Bill Finger To Receive Credit On ‘Gotham’ And ‘Batman V Superman’
For the past 75 years, every Batman story across all media has carried one --- and only one --- credit with regards to the character's origin: "Batman created by Bob Kane." Now, that's going to change.
Today, DC Entertainment announced that when Gotham returns to television next week, and when Batman v Superman: Dawn of Justice hits theaters next year, they'll both feature a credit for Bill Finger, who co-created Batman with Kane in 1939 and was responsible for some of the most enduring elements of the character.
The announcement was made in a statement from DC, released to the Hollywood Reporter:
DC Entertainment and the family of Bill Finger are pleased to announce that they have reached an agreement that recognizes Mr. Finger’s significant contributions to the Batman family of characters. “Bill Finger was instrumental in developing many of the key creative elements that enrich the Batman universe, and we look forward to building on our acknowledgement of his significant role in DC Comics’ history,” stated Diane Nelson, President of DC Entertainment. “As part of our acknowledgement of those contributions,” Nelson continued, “we are pleased to confirm today that Bill Finger will be receiving credit in the Warner Bros. television series Gotham beginning later this season, and in the forthcoming motion picture Batman v Superman: Dawn of Justice.”

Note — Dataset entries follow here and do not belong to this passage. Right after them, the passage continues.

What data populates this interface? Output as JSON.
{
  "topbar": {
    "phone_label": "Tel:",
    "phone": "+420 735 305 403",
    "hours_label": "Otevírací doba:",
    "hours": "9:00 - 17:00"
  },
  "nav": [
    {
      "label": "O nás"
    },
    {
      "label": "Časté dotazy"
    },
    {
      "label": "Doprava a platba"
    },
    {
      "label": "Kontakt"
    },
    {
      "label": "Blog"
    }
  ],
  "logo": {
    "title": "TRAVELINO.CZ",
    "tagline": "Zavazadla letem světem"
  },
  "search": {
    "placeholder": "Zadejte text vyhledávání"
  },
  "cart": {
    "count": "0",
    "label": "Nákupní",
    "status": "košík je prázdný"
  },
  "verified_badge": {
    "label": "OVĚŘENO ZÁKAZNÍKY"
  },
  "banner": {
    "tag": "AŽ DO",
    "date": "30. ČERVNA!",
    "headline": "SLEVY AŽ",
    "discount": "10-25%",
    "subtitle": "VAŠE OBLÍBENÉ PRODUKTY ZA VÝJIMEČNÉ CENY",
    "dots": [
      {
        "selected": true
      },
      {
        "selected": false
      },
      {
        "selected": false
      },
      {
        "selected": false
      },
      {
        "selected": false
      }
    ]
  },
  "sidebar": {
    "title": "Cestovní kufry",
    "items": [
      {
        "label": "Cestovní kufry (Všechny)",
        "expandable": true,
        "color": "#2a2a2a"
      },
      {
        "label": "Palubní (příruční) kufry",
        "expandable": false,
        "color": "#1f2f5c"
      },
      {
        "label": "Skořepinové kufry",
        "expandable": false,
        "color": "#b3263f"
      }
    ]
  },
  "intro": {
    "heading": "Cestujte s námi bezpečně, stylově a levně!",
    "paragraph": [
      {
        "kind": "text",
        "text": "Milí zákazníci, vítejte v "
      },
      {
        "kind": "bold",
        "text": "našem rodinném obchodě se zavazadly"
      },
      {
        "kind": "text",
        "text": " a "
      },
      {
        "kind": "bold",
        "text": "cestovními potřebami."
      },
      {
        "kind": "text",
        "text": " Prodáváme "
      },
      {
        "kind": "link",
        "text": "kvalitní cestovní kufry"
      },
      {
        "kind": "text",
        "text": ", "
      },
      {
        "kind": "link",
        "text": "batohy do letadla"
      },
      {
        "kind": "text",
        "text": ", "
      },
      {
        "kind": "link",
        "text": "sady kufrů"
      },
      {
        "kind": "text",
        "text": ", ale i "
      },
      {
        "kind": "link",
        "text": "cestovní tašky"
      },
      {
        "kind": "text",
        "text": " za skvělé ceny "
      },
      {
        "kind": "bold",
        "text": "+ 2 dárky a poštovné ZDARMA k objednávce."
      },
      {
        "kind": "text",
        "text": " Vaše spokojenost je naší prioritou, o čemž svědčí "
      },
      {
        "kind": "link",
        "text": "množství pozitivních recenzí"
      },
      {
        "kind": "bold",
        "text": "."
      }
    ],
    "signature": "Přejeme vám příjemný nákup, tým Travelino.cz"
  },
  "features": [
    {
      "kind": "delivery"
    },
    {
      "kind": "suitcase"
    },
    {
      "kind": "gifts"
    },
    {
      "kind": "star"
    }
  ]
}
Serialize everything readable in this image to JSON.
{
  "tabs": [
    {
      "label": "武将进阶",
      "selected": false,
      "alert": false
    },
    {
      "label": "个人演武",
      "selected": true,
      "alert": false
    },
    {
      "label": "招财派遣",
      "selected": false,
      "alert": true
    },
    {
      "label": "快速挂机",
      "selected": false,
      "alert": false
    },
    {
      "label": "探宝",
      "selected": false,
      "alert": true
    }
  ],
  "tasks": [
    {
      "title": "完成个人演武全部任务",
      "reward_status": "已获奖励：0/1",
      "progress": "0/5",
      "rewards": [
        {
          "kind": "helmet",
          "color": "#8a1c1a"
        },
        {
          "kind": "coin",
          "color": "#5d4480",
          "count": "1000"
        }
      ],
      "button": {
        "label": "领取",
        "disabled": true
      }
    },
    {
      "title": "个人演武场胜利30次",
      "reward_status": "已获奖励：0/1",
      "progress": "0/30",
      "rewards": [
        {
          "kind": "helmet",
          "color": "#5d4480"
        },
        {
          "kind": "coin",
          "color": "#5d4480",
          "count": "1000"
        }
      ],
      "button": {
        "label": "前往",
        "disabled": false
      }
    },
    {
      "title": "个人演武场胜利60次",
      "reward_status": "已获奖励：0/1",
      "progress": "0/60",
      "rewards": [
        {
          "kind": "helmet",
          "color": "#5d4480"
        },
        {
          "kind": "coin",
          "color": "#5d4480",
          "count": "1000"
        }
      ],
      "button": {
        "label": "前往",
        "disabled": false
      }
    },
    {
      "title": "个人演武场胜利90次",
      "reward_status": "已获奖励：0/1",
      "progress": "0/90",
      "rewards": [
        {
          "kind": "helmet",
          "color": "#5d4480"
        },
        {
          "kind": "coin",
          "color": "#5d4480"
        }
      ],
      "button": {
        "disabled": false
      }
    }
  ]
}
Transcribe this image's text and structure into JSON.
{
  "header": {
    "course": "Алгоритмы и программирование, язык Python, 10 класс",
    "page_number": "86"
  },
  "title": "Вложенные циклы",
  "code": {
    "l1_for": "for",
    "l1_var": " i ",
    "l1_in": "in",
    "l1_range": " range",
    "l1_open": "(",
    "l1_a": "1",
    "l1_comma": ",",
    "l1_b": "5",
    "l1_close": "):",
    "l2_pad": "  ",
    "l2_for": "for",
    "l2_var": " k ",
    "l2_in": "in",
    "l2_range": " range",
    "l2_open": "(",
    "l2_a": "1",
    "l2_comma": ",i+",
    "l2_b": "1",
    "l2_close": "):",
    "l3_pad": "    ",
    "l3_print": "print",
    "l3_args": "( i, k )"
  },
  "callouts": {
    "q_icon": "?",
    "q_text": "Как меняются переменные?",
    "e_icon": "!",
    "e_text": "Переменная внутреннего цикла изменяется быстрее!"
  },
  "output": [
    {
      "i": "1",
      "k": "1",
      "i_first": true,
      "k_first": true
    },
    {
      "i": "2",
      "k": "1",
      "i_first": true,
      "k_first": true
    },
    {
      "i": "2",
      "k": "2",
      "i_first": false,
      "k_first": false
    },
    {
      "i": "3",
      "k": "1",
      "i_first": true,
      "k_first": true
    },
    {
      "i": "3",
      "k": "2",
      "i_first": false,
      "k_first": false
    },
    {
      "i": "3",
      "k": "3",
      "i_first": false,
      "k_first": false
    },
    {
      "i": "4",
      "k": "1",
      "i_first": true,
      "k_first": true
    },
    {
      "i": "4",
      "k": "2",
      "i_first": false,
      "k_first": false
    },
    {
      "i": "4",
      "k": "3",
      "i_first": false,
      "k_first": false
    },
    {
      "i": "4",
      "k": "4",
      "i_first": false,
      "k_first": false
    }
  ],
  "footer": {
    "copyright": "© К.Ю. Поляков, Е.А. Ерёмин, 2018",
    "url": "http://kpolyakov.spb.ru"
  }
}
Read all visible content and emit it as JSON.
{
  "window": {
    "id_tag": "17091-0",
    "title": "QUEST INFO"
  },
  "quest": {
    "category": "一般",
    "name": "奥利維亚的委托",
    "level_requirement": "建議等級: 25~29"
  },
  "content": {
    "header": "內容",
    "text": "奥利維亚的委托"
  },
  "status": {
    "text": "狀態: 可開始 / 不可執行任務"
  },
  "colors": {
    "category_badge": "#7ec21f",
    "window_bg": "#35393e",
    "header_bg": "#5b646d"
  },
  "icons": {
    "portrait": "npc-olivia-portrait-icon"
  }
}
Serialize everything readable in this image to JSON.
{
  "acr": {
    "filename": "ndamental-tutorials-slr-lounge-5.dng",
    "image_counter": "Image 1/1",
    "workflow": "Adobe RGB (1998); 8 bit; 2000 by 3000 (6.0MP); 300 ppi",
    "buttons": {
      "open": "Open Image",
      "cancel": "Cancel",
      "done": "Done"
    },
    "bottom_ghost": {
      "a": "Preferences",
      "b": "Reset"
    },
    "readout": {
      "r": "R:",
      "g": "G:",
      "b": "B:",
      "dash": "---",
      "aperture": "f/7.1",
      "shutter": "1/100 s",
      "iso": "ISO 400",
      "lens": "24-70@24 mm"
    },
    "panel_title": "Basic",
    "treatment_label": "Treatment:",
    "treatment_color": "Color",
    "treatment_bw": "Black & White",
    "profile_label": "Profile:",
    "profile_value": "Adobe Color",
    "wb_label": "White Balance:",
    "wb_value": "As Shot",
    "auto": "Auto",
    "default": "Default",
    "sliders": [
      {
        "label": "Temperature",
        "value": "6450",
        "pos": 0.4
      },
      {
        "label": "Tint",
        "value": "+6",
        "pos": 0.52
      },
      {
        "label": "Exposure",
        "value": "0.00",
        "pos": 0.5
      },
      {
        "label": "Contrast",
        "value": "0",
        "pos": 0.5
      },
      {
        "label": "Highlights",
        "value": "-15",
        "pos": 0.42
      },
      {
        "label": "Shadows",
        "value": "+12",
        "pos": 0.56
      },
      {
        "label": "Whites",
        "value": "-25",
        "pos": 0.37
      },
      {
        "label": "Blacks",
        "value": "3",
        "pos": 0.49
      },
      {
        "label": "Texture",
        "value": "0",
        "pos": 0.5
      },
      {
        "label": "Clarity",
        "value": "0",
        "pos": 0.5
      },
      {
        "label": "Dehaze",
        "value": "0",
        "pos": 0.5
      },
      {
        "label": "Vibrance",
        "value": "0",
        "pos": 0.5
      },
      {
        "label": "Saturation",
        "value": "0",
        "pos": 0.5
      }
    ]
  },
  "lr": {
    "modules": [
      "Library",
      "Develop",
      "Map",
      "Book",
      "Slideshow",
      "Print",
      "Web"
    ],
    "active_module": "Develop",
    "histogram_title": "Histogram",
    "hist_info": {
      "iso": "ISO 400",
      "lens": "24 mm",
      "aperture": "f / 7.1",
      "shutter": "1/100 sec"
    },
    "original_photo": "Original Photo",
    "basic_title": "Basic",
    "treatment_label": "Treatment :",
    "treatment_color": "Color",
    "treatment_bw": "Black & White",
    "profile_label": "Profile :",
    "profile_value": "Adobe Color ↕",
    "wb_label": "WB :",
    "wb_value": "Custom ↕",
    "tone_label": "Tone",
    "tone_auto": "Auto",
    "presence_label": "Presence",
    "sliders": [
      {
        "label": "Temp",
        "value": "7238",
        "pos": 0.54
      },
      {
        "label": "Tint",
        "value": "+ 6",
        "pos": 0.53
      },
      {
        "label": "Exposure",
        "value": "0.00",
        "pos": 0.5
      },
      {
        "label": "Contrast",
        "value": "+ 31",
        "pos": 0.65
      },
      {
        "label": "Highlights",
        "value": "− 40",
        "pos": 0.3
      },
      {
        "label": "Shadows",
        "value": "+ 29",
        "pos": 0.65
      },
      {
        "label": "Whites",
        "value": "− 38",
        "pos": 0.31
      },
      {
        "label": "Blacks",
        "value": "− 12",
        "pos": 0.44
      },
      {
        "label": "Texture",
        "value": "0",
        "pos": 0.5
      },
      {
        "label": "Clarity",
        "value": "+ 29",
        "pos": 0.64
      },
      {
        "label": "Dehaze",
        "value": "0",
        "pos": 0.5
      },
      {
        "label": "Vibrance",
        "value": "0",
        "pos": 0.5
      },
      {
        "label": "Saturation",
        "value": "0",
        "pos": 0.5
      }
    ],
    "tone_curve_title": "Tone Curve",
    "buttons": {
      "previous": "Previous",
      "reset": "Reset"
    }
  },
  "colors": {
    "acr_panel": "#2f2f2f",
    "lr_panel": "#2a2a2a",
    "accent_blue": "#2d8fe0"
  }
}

For context, those contributions include, among other things, Batman's costume and color scheme, the idea that he doesn't have super-powers, the origin story that includes the death of his parents, the co-creation of Robin, Catwoman and the Joker, and, perhaps most relevant to the TV show, Gotham City as the setting for Batman's adventures.
This news follows a resurgence of interest in Finger, who died in 1974 at the age of 59. Fan efforts to seek greater recognition for Finger began in the 1960s, and continue today with projects that include Marc Tyler Nobleman and Ty Templeton's Bill The Boy Wonder, a book for young readers that details Finger's work and includes a list of sources for further reading. It's well worth checking out if you're curious as to the story. Finger received his first-ever cover credit only last year as the writer of "The Case of the Chemical Syndicate," the story that introduced Batman in Detective Comics #27.
What form his credit will take in Gotham and Batman V Superman remains to be seen. It seems doubtful that the existing "Batman created by Bob Kane" credit will be supplanted by one that adds Finger, but after years of obscurity, any acknowledgement of Finger's work --- without which there would be no Batman today --- is a step in the right direction.